4. Do the Residency requirements

A 12-month residency is required for all doctors who want to practice in Ireland. Graduates from Irish medical universities who hold a EU passport are guaranteed a residency position immediately after graduating, but for others, there is no guarantee that a residency spot will be available and the number of spots varies from year to year. Alternatively, since Ireland is a part of the EU, students can complete their residency in any one of the other member states, but the language barrier makes it a little difficult.

5. Get the Medical License

All aspiring doctors who want to work in the Republic of Ireland have to register with the Irish Medical Council. Upon registration, you are free to start looking for a job, If you graduated from an EU/EEA member nation, you can easily apply online through the Medical Council website, and you will be required to provide documents such as your passport, medical degree, certificate of good standing, etc.

For doctors trained outside the EU/EEA, there are a few additional requirements that are described in more detail in the previous section of this article.

6. Get a Work Visa

To be able to move and start working as a doctor in Ireland, you need a work permit which comes in the form of the typical work visa. Being registered with the Irish Medical Council is a must if you want to obtain this visa, as well as a letter of employment from an Ireland based medical establishment. These documents, along with your passport, need to be presented at your local Irish embassy, where the entire visa process is handled. If there is no Irish Embassy in your country, you can send the documents via mail, while also stating where you can collect your visa upon its approval.

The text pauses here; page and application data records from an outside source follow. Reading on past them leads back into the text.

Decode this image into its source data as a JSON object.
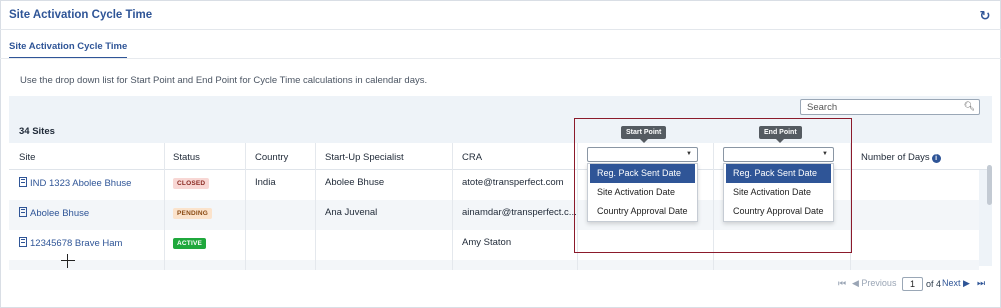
{
  "header": {
    "title": "Site Activation Cycle Time",
    "refresh_icon": "refresh-icon"
  },
  "tabs": [
    {
      "label": "Site Activation Cycle Time",
      "active": true
    }
  ],
  "instructions": "Use the drop down list for Start Point and End Point for Cycle Time calculations in calendar days.",
  "search": {
    "placeholder": "Search",
    "value": ""
  },
  "table": {
    "count_label": "34 Sites",
    "columns": [
      "Site",
      "Status",
      "Country",
      "Start-Up Specialist",
      "CRA",
      "",
      "",
      "Number of Days"
    ],
    "rows": [
      {
        "site": "IND 1323 Abolee Bhuse",
        "status": "CLOSED",
        "country": "India",
        "specialist": "Abolee Bhuse",
        "cra": "atote@transperfect.com"
      },
      {
        "site": "Abolee Bhuse",
        "status": "PENDING",
        "country": "",
        "specialist": "Ana Juvenal",
        "cra": "ainamdar@transperfect.c..."
      },
      {
        "site": "12345678 Brave Ham",
        "status": "ACTIVE",
        "country": "",
        "specialist": "",
        "cra": "Amy Staton"
      }
    ]
  },
  "start_point": {
    "tooltip": "Start Point",
    "value": "",
    "options": [
      "Reg. Pack Sent Date",
      "Site Activation Date",
      "Country Approval Date"
    ],
    "highlighted": "Reg. Pack Sent Date"
  },
  "end_point": {
    "tooltip": "End Point",
    "value": "",
    "options": [
      "Reg. Pack Sent Date",
      "Site Activation Date",
      "Country Approval Date"
    ],
    "highlighted": "Reg. Pack Sent Date"
  },
  "pagination": {
    "previous": "Previous",
    "next": "Next",
    "page": "1",
    "of_label": "of 4"
  },
  "colors": {
    "accent": "#2f5597",
    "highlight_border": "#8b1a2b",
    "active": "#1fa83c"
  }
}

7. Finding hospitals to work as a doctor in Ireland

The Irish healthcare system heavily relies on foreign-trained doctors, as around 42% of doctors in the country come from overseas, making it the 3rd highest in the world. This means that there is no shortage of jobs at Irish hospitals, and foreign-trained doctors should have no trouble finding one. There are plenty of online resources and job portals that post jobs in the medical field on a daily basis, meaning that your hospital position in Ireland can be just a Google search away.

Starting your own practice is also very easy and doable, but requires significant funding, and a carefully designed business plan. Starting a private practice is best after first working and gaining experience in a hospital.

8. Procedures for foreign-trained people to become a doctor in Ireland

As previously stated, foreign-trained doctors are very commonly found across Irish hospitals, and the procedure to become one is not too complicated. The process for doctors trained in other member states of the EU/EEA is the easiest, as the only thing they need to do is register with the Irish Medical Council and provide proof of their English language proficiency.

For non-EU/EEA trained doctors, the process is a little more complicated, but still very doable. They will first need to have their degree approved through the Electronic Portfolio of International Credentials. After that is done, they need to either provide proof of completion of either a 12-month residency or 3-year training programme. If they have neither, they are required to take and pass a pre-registration exam, after which they can register with the Medical Council. and start the process of obtaining a work visa, which is the final step in their journey towards working in Ireland as a doctor.


I hope that this article was helpful. If you are interested, visit the Europe Scholarships Page.